-------- The data --------
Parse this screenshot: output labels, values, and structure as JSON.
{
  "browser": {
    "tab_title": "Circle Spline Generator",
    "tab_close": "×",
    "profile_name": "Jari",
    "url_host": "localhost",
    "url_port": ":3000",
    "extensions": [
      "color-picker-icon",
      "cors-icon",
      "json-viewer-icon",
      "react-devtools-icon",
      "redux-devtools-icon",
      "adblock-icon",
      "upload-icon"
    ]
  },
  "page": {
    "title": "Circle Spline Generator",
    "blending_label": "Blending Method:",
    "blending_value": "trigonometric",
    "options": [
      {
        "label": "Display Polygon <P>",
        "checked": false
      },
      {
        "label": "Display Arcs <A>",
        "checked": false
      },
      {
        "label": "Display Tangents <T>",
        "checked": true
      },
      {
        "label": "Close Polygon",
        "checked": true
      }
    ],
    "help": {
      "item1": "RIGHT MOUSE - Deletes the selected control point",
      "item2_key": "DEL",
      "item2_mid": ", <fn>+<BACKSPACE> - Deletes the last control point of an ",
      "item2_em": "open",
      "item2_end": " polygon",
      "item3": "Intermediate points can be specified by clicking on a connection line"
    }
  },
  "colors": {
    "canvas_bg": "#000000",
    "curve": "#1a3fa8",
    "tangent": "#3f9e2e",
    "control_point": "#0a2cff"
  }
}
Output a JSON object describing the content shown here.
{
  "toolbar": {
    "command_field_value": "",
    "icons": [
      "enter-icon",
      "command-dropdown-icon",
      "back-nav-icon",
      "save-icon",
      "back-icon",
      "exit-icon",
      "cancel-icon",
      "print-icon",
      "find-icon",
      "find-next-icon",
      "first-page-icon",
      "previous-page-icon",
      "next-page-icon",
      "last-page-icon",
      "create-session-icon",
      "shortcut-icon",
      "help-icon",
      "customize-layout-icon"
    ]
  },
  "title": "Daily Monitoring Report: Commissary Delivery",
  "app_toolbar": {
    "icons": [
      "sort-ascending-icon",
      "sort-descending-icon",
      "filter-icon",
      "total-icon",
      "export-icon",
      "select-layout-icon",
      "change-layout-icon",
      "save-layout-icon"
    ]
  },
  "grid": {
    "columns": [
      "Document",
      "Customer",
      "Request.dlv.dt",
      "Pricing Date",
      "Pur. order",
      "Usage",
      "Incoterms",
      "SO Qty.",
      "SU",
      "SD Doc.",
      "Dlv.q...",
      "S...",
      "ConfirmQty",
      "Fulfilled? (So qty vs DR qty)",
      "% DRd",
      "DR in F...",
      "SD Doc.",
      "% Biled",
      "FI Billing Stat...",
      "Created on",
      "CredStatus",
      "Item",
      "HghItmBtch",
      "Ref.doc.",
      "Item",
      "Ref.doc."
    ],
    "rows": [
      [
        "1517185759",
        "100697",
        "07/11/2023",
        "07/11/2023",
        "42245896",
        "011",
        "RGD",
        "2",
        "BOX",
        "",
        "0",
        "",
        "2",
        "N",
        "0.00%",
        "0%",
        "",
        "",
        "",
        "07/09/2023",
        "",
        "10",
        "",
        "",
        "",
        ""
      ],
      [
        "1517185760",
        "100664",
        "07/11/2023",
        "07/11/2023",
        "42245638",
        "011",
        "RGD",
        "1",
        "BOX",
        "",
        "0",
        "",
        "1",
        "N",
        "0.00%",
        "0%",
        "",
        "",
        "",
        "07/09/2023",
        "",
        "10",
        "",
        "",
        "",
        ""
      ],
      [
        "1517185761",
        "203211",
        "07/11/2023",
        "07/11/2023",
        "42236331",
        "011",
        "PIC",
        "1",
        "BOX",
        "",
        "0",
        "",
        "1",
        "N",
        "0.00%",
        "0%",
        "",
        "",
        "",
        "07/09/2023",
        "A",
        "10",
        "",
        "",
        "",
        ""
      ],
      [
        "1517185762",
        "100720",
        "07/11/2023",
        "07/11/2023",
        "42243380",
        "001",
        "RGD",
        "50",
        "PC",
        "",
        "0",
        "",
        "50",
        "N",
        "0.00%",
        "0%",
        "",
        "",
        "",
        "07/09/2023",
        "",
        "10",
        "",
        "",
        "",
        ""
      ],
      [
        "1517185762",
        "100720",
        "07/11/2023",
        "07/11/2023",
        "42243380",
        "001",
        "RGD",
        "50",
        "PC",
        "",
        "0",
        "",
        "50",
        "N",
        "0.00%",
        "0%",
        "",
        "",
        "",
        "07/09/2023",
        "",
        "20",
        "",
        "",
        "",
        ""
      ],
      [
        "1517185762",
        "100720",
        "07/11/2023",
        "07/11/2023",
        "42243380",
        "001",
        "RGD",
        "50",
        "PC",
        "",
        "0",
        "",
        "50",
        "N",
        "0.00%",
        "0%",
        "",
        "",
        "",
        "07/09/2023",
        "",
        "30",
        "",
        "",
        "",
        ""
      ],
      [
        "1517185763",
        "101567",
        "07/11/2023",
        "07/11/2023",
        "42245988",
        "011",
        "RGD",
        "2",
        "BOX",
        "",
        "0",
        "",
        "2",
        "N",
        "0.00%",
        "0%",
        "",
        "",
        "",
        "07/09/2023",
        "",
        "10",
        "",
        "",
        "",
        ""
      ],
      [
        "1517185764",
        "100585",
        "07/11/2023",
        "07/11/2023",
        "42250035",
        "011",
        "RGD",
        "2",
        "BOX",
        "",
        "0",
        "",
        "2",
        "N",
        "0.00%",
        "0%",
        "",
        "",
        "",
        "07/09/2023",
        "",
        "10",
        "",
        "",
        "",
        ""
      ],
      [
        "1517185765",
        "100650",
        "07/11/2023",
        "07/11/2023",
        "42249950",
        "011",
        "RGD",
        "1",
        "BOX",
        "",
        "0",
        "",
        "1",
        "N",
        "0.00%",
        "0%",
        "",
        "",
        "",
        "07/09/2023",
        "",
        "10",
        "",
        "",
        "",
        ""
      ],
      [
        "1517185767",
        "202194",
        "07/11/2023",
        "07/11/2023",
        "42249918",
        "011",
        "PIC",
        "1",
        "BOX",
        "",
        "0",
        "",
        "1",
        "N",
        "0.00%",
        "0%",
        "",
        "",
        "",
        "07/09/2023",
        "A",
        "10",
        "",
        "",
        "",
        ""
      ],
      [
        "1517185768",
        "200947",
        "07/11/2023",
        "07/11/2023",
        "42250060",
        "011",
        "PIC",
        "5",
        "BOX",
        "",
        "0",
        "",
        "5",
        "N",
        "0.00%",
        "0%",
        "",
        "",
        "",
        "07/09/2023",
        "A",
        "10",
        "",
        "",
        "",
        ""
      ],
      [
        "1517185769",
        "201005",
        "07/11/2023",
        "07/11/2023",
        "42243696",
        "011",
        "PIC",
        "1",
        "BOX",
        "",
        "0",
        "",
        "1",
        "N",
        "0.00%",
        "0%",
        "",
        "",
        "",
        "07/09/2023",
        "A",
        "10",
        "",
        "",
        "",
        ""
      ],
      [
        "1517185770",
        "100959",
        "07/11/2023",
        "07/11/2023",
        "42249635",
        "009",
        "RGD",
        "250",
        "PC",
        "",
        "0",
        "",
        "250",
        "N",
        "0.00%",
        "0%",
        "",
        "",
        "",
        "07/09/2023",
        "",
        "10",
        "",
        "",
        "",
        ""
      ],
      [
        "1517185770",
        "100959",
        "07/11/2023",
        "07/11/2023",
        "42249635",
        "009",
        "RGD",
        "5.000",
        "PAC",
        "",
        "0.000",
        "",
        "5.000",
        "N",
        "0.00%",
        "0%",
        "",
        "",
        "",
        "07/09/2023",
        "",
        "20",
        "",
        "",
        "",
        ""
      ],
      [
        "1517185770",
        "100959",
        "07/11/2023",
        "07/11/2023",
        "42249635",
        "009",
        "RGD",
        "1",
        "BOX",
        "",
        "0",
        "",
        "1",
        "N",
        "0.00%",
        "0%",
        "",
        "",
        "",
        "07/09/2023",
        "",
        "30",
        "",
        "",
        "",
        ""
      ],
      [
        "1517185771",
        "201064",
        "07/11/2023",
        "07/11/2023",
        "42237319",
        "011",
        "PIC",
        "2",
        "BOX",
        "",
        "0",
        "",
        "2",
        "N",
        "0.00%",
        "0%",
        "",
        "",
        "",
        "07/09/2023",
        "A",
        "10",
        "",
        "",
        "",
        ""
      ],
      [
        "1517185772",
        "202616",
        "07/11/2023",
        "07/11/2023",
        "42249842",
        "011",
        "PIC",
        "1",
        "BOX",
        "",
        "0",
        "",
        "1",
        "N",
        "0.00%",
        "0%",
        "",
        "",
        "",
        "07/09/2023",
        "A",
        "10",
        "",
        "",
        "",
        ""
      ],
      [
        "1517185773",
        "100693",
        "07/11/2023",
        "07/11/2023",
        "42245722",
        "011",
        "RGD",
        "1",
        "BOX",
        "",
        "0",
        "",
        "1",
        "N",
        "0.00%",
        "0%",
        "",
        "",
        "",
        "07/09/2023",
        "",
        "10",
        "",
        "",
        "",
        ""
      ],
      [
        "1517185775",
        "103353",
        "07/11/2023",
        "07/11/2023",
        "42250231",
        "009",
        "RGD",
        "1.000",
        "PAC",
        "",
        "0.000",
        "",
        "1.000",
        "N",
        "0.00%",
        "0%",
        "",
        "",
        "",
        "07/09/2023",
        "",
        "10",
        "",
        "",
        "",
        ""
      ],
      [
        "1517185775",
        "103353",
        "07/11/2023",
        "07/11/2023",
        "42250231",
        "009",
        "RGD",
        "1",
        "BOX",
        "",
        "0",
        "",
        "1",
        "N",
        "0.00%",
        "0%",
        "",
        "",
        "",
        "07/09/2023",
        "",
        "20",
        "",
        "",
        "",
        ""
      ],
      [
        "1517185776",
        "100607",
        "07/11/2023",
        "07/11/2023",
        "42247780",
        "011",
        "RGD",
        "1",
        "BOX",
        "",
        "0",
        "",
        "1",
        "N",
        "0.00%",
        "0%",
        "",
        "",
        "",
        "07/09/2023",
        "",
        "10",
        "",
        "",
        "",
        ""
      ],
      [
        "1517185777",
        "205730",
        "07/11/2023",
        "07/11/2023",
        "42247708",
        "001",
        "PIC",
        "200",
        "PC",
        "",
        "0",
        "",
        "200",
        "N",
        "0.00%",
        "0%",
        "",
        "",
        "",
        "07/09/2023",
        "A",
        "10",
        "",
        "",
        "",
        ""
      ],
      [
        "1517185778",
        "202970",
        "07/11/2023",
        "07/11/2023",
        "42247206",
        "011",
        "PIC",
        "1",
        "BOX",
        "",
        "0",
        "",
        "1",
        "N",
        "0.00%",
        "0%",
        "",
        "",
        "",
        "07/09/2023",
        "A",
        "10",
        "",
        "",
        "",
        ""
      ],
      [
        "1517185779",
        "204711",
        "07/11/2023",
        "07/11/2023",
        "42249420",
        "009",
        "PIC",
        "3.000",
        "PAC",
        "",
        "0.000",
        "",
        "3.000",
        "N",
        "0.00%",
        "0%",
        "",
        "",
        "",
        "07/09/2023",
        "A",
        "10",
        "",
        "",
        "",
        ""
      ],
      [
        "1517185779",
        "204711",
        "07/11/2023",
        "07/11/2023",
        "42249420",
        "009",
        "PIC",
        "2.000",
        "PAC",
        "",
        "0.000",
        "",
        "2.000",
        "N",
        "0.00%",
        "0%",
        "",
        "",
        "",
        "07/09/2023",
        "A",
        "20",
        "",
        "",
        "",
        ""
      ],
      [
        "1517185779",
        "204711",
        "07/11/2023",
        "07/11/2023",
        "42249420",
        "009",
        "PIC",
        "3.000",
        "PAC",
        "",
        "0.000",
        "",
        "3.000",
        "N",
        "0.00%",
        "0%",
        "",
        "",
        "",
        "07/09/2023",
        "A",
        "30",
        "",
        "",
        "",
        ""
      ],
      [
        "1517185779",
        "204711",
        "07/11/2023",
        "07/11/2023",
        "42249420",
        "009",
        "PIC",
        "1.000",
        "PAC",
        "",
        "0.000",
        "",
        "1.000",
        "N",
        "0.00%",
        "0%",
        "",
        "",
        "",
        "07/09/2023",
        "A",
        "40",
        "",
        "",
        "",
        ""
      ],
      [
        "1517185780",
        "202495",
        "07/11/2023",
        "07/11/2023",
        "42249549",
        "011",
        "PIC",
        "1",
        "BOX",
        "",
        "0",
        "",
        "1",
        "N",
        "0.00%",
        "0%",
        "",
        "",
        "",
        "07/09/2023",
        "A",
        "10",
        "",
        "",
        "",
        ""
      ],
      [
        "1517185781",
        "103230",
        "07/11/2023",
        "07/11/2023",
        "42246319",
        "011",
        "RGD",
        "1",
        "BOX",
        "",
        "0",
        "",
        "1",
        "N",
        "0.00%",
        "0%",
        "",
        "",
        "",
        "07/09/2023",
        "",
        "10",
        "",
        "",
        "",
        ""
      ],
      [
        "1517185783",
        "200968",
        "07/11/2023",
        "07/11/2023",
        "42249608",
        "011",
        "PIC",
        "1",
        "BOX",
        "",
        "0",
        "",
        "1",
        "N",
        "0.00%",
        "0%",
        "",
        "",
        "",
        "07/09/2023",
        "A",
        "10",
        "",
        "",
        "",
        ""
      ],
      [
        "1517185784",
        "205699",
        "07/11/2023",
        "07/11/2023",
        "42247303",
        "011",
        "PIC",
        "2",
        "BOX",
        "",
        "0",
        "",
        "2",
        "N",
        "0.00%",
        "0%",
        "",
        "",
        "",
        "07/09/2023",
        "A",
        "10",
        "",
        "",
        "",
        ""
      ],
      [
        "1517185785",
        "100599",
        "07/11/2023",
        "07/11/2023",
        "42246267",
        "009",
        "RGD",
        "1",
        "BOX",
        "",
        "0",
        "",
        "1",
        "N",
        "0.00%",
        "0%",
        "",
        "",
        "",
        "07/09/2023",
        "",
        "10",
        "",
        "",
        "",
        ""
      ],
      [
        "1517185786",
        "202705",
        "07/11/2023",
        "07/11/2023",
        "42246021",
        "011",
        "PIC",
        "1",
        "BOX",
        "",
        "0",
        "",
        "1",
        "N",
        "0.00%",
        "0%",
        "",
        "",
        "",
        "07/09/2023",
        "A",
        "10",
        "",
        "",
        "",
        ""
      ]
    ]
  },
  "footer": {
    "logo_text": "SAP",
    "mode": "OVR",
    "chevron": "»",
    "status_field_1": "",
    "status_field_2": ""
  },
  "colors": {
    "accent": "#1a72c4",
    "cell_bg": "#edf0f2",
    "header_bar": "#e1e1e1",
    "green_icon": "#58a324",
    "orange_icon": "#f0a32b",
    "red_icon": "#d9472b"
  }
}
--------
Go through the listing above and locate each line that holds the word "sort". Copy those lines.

      "sort-ascending-icon",
      "sort-descending-icon",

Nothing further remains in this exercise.